Experiencing the “new“ ITS
Aron Hirt-Manheimer of the Union of Reform Judaism and member of the delegation of American Jewish organizations, which visited the International Tracing Service (ITS) last week, combined his stay in Bad Arolsen with a personal interest. The American studied family documents in the ITS archive extensively. “They have filled the gaps in my knowledge,” said Hirt-Manheimer.
The American was born in a Displaced Persons (DP) camp in Feldafing in 1948 as the son of Polish Holocaust survivors. Based on documents in the ITS archive, he was able to track his family´s fate from their transport to concentration camps, liberation and subsequent emigration to the USA. “I´m surprised at the amount of information,” said Hirt-Manheimer.

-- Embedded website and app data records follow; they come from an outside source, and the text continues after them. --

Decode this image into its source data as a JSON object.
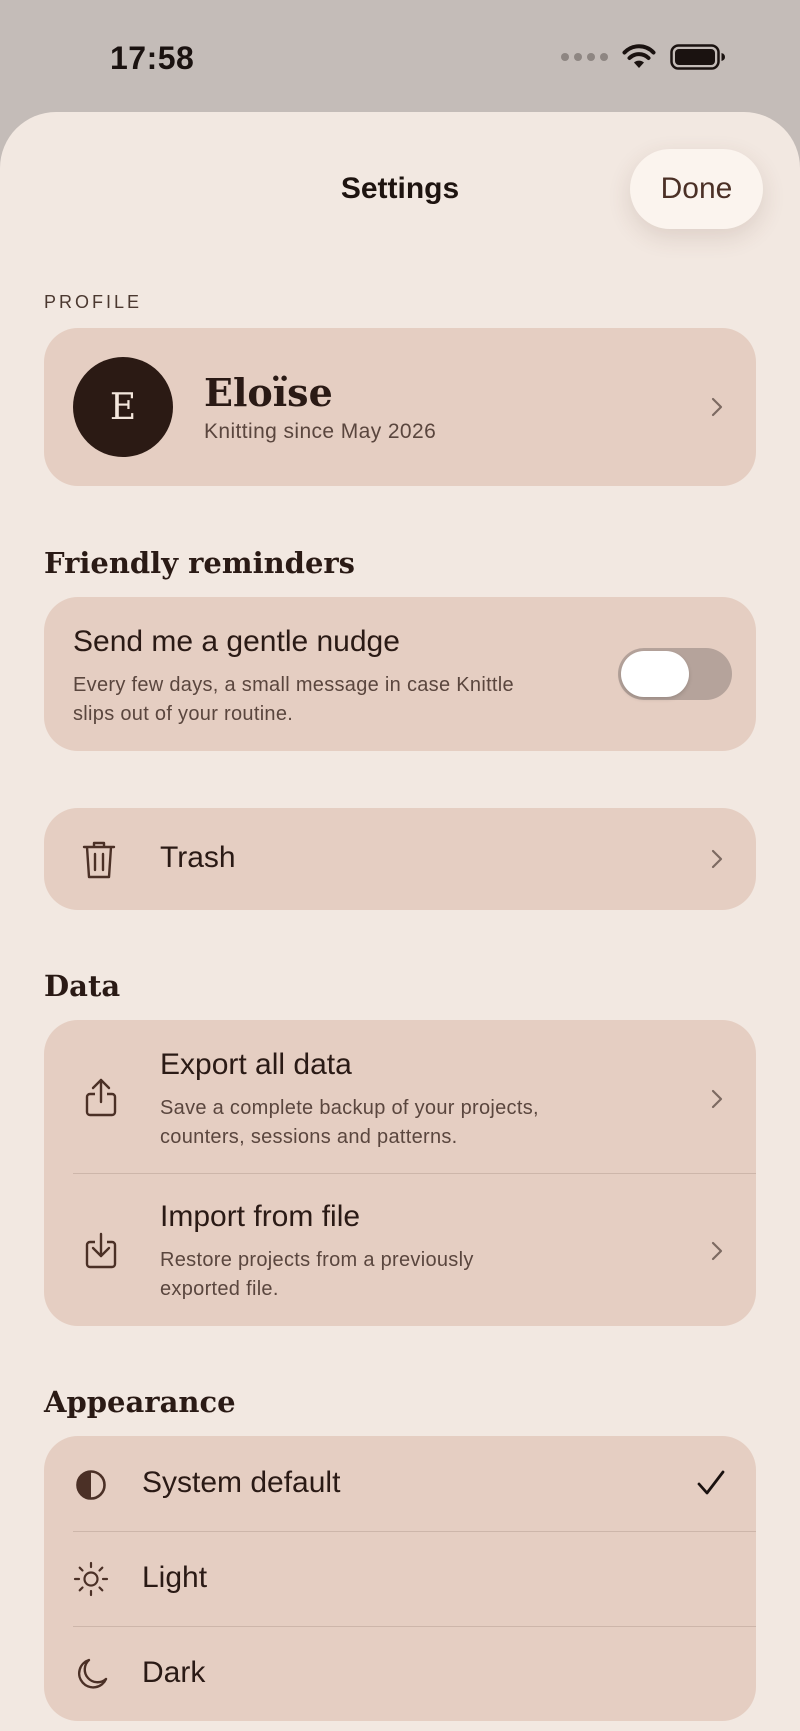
{
  "status_bar": {
    "time": "17:58"
  },
  "nav": {
    "title": "Settings",
    "done_label": "Done"
  },
  "profile": {
    "section_label": "PROFILE",
    "initial": "E",
    "name": "Eloïse",
    "subtitle": "Knitting since May 2026"
  },
  "reminders": {
    "section_label": "Friendly reminders",
    "title": "Send me a gentle nudge",
    "description_line1": "Every few days, a small message in case Knittle",
    "description_line2": "slips out of your routine.",
    "enabled": false
  },
  "trash": {
    "label": "Trash"
  },
  "data": {
    "section_label": "Data",
    "export": {
      "title": "Export all data",
      "line1": "Save a complete backup of your projects,",
      "line2": "counters, sessions and patterns."
    },
    "import": {
      "title": "Import from file",
      "line1": "Restore projects from a previously",
      "line2": "exported file."
    }
  },
  "appearance": {
    "section_label": "Appearance",
    "options": [
      {
        "label": "System default",
        "icon": "half-circle-icon",
        "selected": true
      },
      {
        "label": "Light",
        "icon": "sun-icon",
        "selected": false
      },
      {
        "label": "Dark",
        "icon": "moon-icon",
        "selected": false
      }
    ]
  },
  "colors": {
    "sheet_background": "#f2e8e1",
    "card_background": "#e5cec2",
    "text_primary": "#2a1a15",
    "avatar_background": "#2b1a14"
  }
}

Seeing a previously unknown photo of his father on a DP registration card was an especially moving moment for the American Jew. Hirt-Manheimer was delighted: “It´s in good condition.” He also learned that three weeks elapsed between his father´s transport from Auschwitz and his arrival at Mauthausen. In the interim, Wolf Manheimer, who was shot during an attempted escape, was in a hospital. When doctors saw the prisoner number tattooed on the patient´s arm, they notified the SS.
After the war Aron´s father had to spend three more years in a hospital to recover from his gunshot wound and imprisonment in the concentration camps. According to Hirt-Manheimer, “That explains the long wait until our emigration to America in 1951.” His parents, who were engaged in 1939 and lost touch after the deportation, found each other again with the help of Red Cross Tracing Service lists. A brother saw Wolf Manheimer´s name on a list of survivors in Paris and delivered the good news to the DP camp in Feldafing. Aron´s mother had been detained there as a survivor of the concentration camps Gross Rosen and Flossenbürg. At their reunion Manheimer said that he was “a broken man.” His wife wanted to marry him nonetheless and the marriage lasted until Manheimer´s death in 1984.

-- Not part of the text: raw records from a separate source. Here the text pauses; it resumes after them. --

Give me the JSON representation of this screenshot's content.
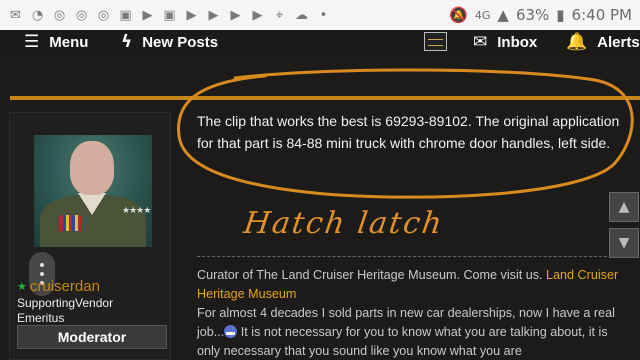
{
  "status_bar": {
    "left_icons": [
      "mail-icon",
      "gauge-icon",
      "planet-icon",
      "planet-icon",
      "planet-icon",
      "image-icon",
      "youtube-icon",
      "image-icon",
      "youtube-icon",
      "youtube-icon",
      "youtube-icon",
      "youtube-icon",
      "location-icon",
      "weather-icon",
      "dot-icon"
    ],
    "network": "4G",
    "battery": "63%",
    "time": "6:40 PM"
  },
  "nav": {
    "menu_label": "Menu",
    "new_posts_label": "New Posts",
    "inbox_label": "Inbox",
    "alerts_label": "Alerts"
  },
  "user": {
    "name": "cruiserdan",
    "title_line1": "SupportingVendor",
    "title_line2": "Emeritus",
    "role": "Moderator"
  },
  "post": {
    "body": "The clip that works the best is 69293-89102. The original application for that part is 84-88 mini truck with chrome door handles, left side.",
    "handwritten_annotation": "Hatch latch"
  },
  "signature": {
    "prefix": "Curator of The Land Cruiser Heritage Museum. Come visit us. ",
    "link_text": "Land Cruiser Heritage Museum",
    "text_a": "For almost 4 decades I sold parts in new car dealerships, now I have a real job...",
    "text_b": " It is not necessary for you to know what you are talking about, it is only necessary that you sound like you know what you are"
  },
  "colors": {
    "accent": "#c48614",
    "annotation": "#e0902a",
    "link": "#e8a41c",
    "background": "#1c1b1a"
  }
}
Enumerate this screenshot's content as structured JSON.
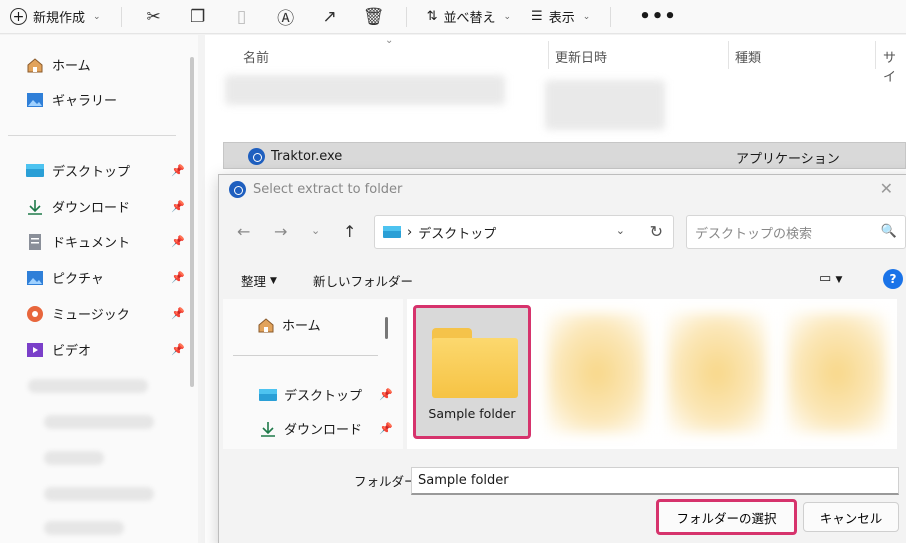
{
  "toolbar": {
    "new_label": "新規作成",
    "sort_label": "並べ替え",
    "view_label": "表示",
    "more_label": "•••"
  },
  "nav": {
    "items": [
      {
        "label": "ホーム",
        "icon": "home-icon"
      },
      {
        "label": "ギャラリー",
        "icon": "gallery-icon"
      },
      {
        "label": "デスクトップ",
        "icon": "desktop-icon"
      },
      {
        "label": "ダウンロード",
        "icon": "download-icon"
      },
      {
        "label": "ドキュメント",
        "icon": "document-icon"
      },
      {
        "label": "ピクチャ",
        "icon": "picture-icon"
      },
      {
        "label": "ミュージック",
        "icon": "music-icon"
      },
      {
        "label": "ビデオ",
        "icon": "video-icon"
      }
    ]
  },
  "list": {
    "columns": [
      "名前",
      "更新日時",
      "種類",
      "サイ"
    ],
    "selected_file": {
      "name": "Traktor.exe",
      "type": "アプリケーション"
    }
  },
  "dialog": {
    "title": "Select extract to folder",
    "address_path": "デスクトップ",
    "search_placeholder": "デスクトップの検索",
    "organize_label": "整理",
    "new_folder_label": "新しいフォルダー",
    "nav_items": [
      {
        "label": "ホーム"
      },
      {
        "label": "デスクトップ"
      },
      {
        "label": "ダウンロード"
      }
    ],
    "selected_folder": "Sample folder",
    "folder_field_label": "フォルダー:",
    "folder_field_value": "Sample folder",
    "select_button": "フォルダーの選択",
    "cancel_button": "キャンセル"
  },
  "colors": {
    "highlight": "#d6336c",
    "accent": "#1a73e8"
  }
}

“My father kept the Auschwitz number on his arm and always spoke openly about his fate,” reported Hirt-Manheimer. “His experience has shaped my personality and at the same time always given me the courage to start over.” The ITS documents fit the information together like pieces of a puzzle to form a clear picture. Hirt-Manheimer is certain: “The ITS is an astonishing resource for many family histories.”
The ITS is still a long way from becoming a proper research archive. To date, the Central Name Index has been the key to the collection. “It will take enormous resources to organize the Tracing Service´s documents in such a way as to make them accessible for effective research. However, the ITS will become an important place of research.”
The institution´s function is gradually changing from that of a tracing service to an archive for documentation, educational work and research on Nazi crimes, said Hirt-Manheimer. “The ITS is not just a Holocaust archive but an archive of all crimes committed by the Nazi regime in Europe.” Despite its incompleteness, the archive houses a wealth of material on a wide range of topics.
The ITS could be an especially important factor in educational work. “The voices of survivors will be silenced in time. Institutions like the ITS will therefore play an important role in educating about the Holocaust.” It is an issue of remembrance. “It should not only be a Jewish responsibility to keep alive the memory of the Holocaust, but of all humanity. Otherwise we open the door to deniers and new genocides,” warned the representative of the Union of Reform Judaism.
“We came here to experience the “new” ITS. It was a fascinating visit in every way,” concluded Hirt-Manheimer. “We are all impressed by the openness of the institution and the accessibility of the documents. The ITS is a treasure trove of history.”